▶ _TO DO_: A verbatim reproduction of all the entries is needed.

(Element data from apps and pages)
+--

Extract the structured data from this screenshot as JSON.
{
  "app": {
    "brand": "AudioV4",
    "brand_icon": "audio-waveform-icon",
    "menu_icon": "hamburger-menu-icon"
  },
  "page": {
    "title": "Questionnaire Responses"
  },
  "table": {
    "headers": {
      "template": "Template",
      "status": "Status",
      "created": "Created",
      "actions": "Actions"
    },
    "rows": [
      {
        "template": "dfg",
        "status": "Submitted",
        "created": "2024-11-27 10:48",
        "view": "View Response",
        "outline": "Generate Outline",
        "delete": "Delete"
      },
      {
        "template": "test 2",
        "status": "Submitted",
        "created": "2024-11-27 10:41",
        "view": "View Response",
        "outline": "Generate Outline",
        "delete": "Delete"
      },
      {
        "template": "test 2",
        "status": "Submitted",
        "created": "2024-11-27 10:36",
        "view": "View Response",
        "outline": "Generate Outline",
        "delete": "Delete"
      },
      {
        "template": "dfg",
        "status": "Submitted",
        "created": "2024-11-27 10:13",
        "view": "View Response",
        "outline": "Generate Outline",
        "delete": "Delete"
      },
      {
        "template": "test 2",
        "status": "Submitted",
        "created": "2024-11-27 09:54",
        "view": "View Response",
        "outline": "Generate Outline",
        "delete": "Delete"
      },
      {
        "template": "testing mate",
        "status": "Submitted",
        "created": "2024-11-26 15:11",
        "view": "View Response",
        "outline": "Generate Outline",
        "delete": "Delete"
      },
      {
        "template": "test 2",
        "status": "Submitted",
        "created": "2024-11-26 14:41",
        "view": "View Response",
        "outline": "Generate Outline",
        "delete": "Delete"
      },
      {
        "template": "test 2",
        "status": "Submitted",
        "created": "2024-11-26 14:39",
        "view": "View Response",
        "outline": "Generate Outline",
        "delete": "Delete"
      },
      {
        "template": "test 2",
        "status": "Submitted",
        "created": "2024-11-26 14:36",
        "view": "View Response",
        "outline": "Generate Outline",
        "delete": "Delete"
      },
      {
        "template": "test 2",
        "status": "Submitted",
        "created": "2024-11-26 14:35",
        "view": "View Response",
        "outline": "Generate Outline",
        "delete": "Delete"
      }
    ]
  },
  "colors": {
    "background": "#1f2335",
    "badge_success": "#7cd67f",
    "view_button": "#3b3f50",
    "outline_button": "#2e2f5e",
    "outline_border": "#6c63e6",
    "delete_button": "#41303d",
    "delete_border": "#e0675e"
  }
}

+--

▶ _ANSWER TO THE PROBLEM_:
Extract the structured data from this screenshot as JSON.
{
  "app": {
    "brand": "AudioV4",
    "brand_icon": "audio-waveform-icon",
    "menu_icon": "hamburger-menu-icon"
  },
  "page": {
    "title": "Questionnaire Responses"
  },
  "table": {
    "headers": {
      "template": "Template",
      "status": "Status",
      "created": "Created",
      "actions": "Actions"
    },
    "rows": [
      {
        "template": "dfg",
        "status": "Submitted",
        "created": "2024-11-27 10:48",
        "view": "View Response",
        "outline": "Generate Outline",
        "delete": "Delete"
      },
      {
        "template": "test 2",
        "status": "Submitted",
        "created": "2024-11-27 10:41",
        "view": "View Response",
        "outline": "Generate Outline",
        "delete": "Delete"
      },
      {
        "template": "test 2",
        "status": "Submitted",
        "created": "2024-11-27 10:36",
        "view": "View Response",
        "outline": "Generate Outline",
        "delete": "Delete"
      },
      {
        "template": "dfg",
        "status": "Submitted",
        "created": "2024-11-27 10:13",
        "view": "View Response",
        "outline": "Generate Outline",
        "delete": "Delete"
      },
      {
        "template": "test 2",
        "status": "Submitted",
        "created": "2024-11-27 09:54",
        "view": "View Response",
        "outline": "Generate Outline",
        "delete": "Delete"
      },
      {
        "template": "testing mate",
        "status": "Submitted",
        "created": "2024-11-26 15:11",
        "view": "View Response",
        "outline": "Generate Outline",
        "delete": "Delete"
      },
      {
        "template": "test 2",
        "status": "Submitted",
        "created": "2024-11-26 14:41",
        "view": "View Response",
        "outline": "Generate Outline",
        "delete": "Delete"
      },
      {
        "template": "test 2",
        "status": "Submitted",
        "created": "2024-11-26 14:39",
        "view": "View Response",
        "outline": "Generate Outline",
        "delete": "Delete"
      },
      {
        "template": "test 2",
        "status": "Submitted",
        "created": "2024-11-26 14:36",
        "view": "View Response",
        "outline": "Generate Outline",
        "delete": "Delete"
      },
      {
        "template": "test 2",
        "status": "Submitted",
        "created": "2024-11-26 14:35",
        "view": "View Response",
        "outline": "Generate Outline",
        "delete": "Delete"
      }
    ]
  },
  "colors": {
    "background": "#1f2335",
    "badge_success": "#7cd67f",
    "view_button": "#3b3f50",
    "outline_button": "#2e2f5e",
    "outline_border": "#6c63e6",
    "delete_button": "#41303d",
    "delete_border": "#e0675e"
  }
}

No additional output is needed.